▶ [Task objective]:
Because only the text is wanted, repeat the records below exactly and omit the pictures.

▶ [Supplied records]:
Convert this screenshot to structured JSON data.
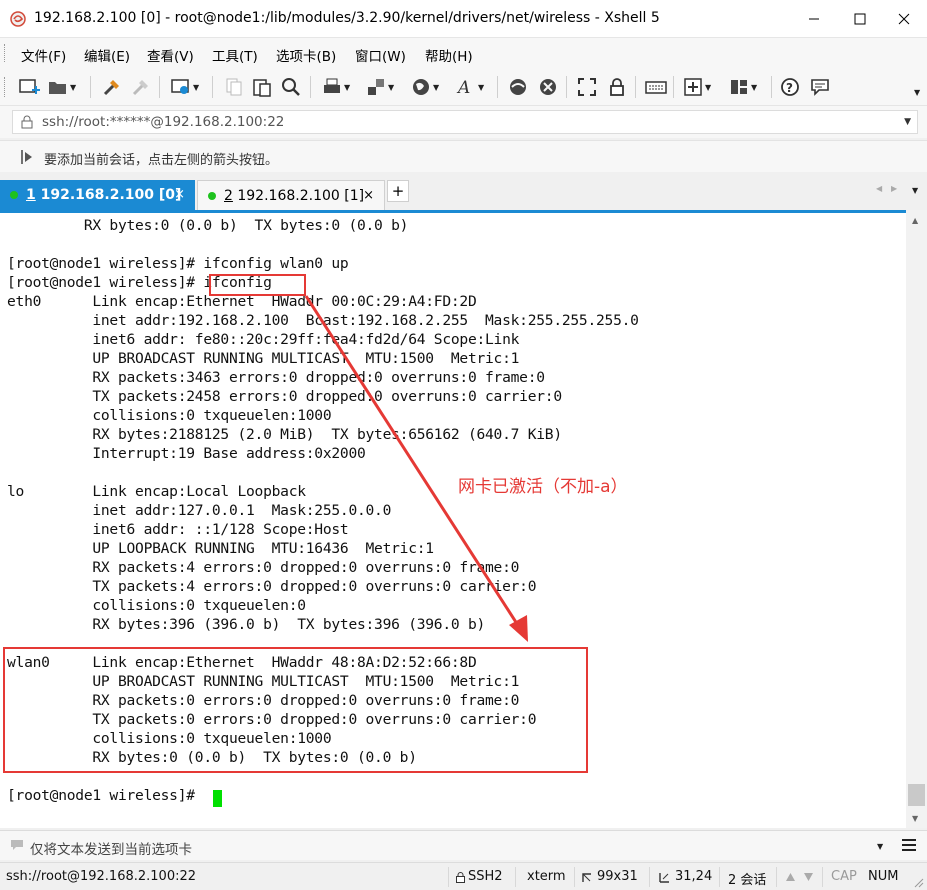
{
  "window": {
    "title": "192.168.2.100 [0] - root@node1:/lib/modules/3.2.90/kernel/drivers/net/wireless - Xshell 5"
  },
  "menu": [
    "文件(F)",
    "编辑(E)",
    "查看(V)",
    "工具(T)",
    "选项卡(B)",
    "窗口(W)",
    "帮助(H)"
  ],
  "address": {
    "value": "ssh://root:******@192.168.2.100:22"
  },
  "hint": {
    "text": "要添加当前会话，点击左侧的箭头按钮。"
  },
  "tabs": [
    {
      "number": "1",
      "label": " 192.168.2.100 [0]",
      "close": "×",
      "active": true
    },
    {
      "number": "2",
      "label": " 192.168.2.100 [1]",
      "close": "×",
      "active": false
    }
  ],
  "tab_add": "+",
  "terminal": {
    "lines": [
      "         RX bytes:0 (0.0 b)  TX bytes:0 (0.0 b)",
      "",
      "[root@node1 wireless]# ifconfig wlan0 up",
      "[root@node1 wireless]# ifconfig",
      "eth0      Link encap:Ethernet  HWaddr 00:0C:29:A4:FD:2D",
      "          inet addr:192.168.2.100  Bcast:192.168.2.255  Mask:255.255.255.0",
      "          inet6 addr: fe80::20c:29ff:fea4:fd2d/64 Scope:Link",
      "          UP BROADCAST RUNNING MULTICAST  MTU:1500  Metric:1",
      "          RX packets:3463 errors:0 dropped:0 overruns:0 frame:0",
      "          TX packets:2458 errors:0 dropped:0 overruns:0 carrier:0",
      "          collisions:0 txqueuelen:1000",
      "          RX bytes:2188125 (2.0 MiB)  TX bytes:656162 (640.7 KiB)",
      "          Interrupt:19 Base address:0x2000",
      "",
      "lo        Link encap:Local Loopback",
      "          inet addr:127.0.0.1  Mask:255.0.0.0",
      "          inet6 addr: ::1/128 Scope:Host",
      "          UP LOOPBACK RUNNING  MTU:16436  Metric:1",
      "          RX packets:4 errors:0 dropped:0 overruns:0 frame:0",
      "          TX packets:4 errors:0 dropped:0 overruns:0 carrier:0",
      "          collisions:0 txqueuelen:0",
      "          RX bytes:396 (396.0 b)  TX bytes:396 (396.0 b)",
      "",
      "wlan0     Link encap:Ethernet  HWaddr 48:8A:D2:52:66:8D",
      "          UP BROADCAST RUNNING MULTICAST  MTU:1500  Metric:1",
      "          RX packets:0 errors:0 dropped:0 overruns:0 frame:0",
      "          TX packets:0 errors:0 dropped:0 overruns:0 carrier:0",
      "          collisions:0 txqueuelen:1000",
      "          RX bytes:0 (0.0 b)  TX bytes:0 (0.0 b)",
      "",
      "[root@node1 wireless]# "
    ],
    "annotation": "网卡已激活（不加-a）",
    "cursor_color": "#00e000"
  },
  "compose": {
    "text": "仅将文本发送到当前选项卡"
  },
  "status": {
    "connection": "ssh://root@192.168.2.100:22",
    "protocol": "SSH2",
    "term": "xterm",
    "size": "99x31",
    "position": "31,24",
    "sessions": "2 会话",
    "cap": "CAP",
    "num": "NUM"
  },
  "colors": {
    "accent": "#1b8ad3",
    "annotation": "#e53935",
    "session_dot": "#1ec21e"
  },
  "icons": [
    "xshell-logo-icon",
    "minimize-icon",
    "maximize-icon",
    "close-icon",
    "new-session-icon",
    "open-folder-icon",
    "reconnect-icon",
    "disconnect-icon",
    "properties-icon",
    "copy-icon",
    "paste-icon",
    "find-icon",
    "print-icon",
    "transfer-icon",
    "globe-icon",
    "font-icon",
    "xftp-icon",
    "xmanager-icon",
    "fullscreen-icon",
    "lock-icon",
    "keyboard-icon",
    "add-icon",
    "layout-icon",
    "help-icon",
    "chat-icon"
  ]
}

▶ [Result of this exercise]:
Convert this screenshot to structured JSON data.
{
  "window": {
    "title": "192.168.2.100 [0] - root@node1:/lib/modules/3.2.90/kernel/drivers/net/wireless - Xshell 5"
  },
  "menu": [
    "文件(F)",
    "编辑(E)",
    "查看(V)",
    "工具(T)",
    "选项卡(B)",
    "窗口(W)",
    "帮助(H)"
  ],
  "address": {
    "value": "ssh://root:******@192.168.2.100:22"
  },
  "hint": {
    "text": "要添加当前会话，点击左侧的箭头按钮。"
  },
  "tabs": [
    {
      "number": "1",
      "label": " 192.168.2.100 [0]",
      "close": "×",
      "active": true
    },
    {
      "number": "2",
      "label": " 192.168.2.100 [1]",
      "close": "×",
      "active": false
    }
  ],
  "tab_add": "+",
  "terminal": {
    "lines": [
      "         RX bytes:0 (0.0 b)  TX bytes:0 (0.0 b)",
      "",
      "[root@node1 wireless]# ifconfig wlan0 up",
      "[root@node1 wireless]# ifconfig",
      "eth0      Link encap:Ethernet  HWaddr 00:0C:29:A4:FD:2D",
      "          inet addr:192.168.2.100  Bcast:192.168.2.255  Mask:255.255.255.0",
      "          inet6 addr: fe80::20c:29ff:fea4:fd2d/64 Scope:Link",
      "          UP BROADCAST RUNNING MULTICAST  MTU:1500  Metric:1",
      "          RX packets:3463 errors:0 dropped:0 overruns:0 frame:0",
      "          TX packets:2458 errors:0 dropped:0 overruns:0 carrier:0",
      "          collisions:0 txqueuelen:1000",
      "          RX bytes:2188125 (2.0 MiB)  TX bytes:656162 (640.7 KiB)",
      "          Interrupt:19 Base address:0x2000",
      "",
      "lo        Link encap:Local Loopback",
      "          inet addr:127.0.0.1  Mask:255.0.0.0",
      "          inet6 addr: ::1/128 Scope:Host",
      "          UP LOOPBACK RUNNING  MTU:16436  Metric:1",
      "          RX packets:4 errors:0 dropped:0 overruns:0 frame:0",
      "          TX packets:4 errors:0 dropped:0 overruns:0 carrier:0",
      "          collisions:0 txqueuelen:0",
      "          RX bytes:396 (396.0 b)  TX bytes:396 (396.0 b)",
      "",
      "wlan0     Link encap:Ethernet  HWaddr 48:8A:D2:52:66:8D",
      "          UP BROADCAST RUNNING MULTICAST  MTU:1500  Metric:1",
      "          RX packets:0 errors:0 dropped:0 overruns:0 frame:0",
      "          TX packets:0 errors:0 dropped:0 overruns:0 carrier:0",
      "          collisions:0 txqueuelen:1000",
      "          RX bytes:0 (0.0 b)  TX bytes:0 (0.0 b)",
      "",
      "[root@node1 wireless]# "
    ],
    "annotation": "网卡已激活（不加-a）",
    "cursor_color": "#00e000"
  },
  "compose": {
    "text": "仅将文本发送到当前选项卡"
  },
  "status": {
    "connection": "ssh://root@192.168.2.100:22",
    "protocol": "SSH2",
    "term": "xterm",
    "size": "99x31",
    "position": "31,24",
    "sessions": "2 会话",
    "cap": "CAP",
    "num": "NUM"
  },
  "colors": {
    "accent": "#1b8ad3",
    "annotation": "#e53935",
    "session_dot": "#1ec21e"
  },
  "icons": [
    "xshell-logo-icon",
    "minimize-icon",
    "maximize-icon",
    "close-icon",
    "new-session-icon",
    "open-folder-icon",
    "reconnect-icon",
    "disconnect-icon",
    "properties-icon",
    "copy-icon",
    "paste-icon",
    "find-icon",
    "print-icon",
    "transfer-icon",
    "globe-icon",
    "font-icon",
    "xftp-icon",
    "xmanager-icon",
    "fullscreen-icon",
    "lock-icon",
    "keyboard-icon",
    "add-icon",
    "layout-icon",
    "help-icon",
    "chat-icon"
  ]
}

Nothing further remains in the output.